  • Primary schools should be used as fully as possible out of ordinary hours (Ch. 5)
  • A national policy of 'positive discrimination' should favour schools in deprived neighbourhoods (Ch. 5)
  • Training college should expand opportunities for teachers to train in teaching English to immigrants (Ch. 6)
  • Surveys of primary education should be undertaken every 10 years (Ch. 8)
  • Nursery education should be available to children at any time after they reach the age of three (Ch. 9)
  • A three-tier system of first, middle and Secondary schools, with transfer at ages 8 and 12. (Ch. 10)
  • Authorities maintaining selection should not rely on intelligence and attainment tests. (Ch. 11)
  • The infliction of physical pain as a method of punishment in primary schools should be forbidden. (Ch. 19)
  • The maximum size of primary school classes should be reduced (Ch. 20)
  • The term 'slow learner' should be substituted for 'educationally sub-normal'. (Ch. 21)
  • More men teachers are needed in primary schools (Ch. 25)

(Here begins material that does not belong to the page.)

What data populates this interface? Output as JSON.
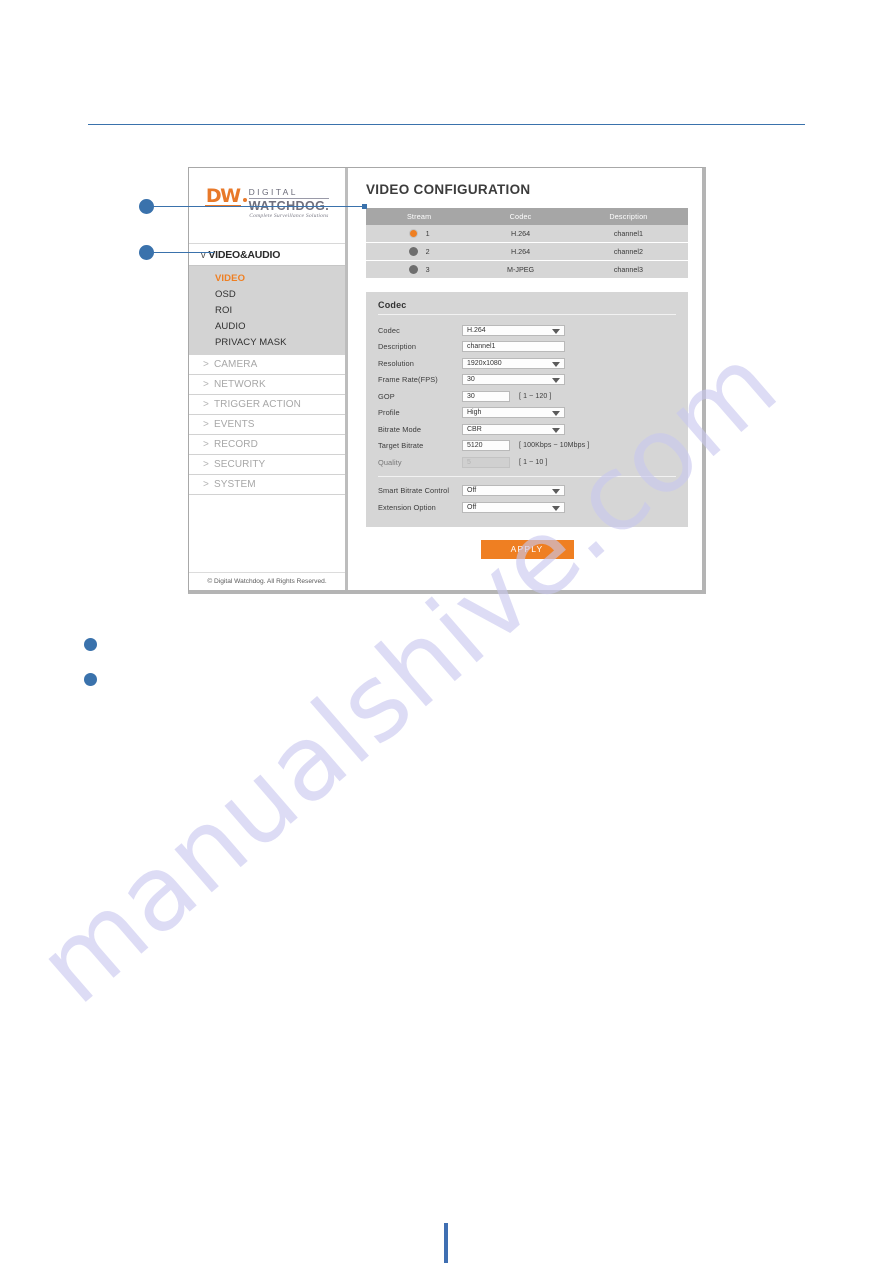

By the time the report was returned to the Ministry of Education, the change of government had led to the appointment of Anthony Crosland as minister. He received the report in 1967, but implementation of the recommendations was piecemeal.

In some areas, local education authorities implemented changes themselves, such as the introduction of three-tier education systems in many places. Similarly, over the 40 years, many of the recommendations which first appeared in the report, have evolved and appeared in legislation under other guises, such as the widespread introduction of state-funded nursery provision, Extended Schools, requirement for a Home School Agreement to be presented (but not signed), the ban on corporal punishment, ESOL programmes, Educational Action Zones and most of all the comprehensive system. However the three-tier system is now uncommon in Britain with a two-tier system of primary school followed by a transition aged 11 to secondary school being normal. The system of children transferring to secondary school at the age of 12 has now been almost completely abandoned.

Male teachers remain a small minority in primaries.

New Primary Review[edit]

A new review of primary education in England began on 2 October 2006 under the leadership of Professor Robin Alexander under the title The Primary Review.

Primary sources[edit]

The official records of the Plowden committee are held in the records created or inherited by the Department of Education and Science, and of related bodies The National Archives. The personal papers of Bridget Horatia Plowden, including records regarding the Plowden Report are held in the Archives of the Institute of Education, University of London, (Ref: DC/PL) [2].

External links[edit]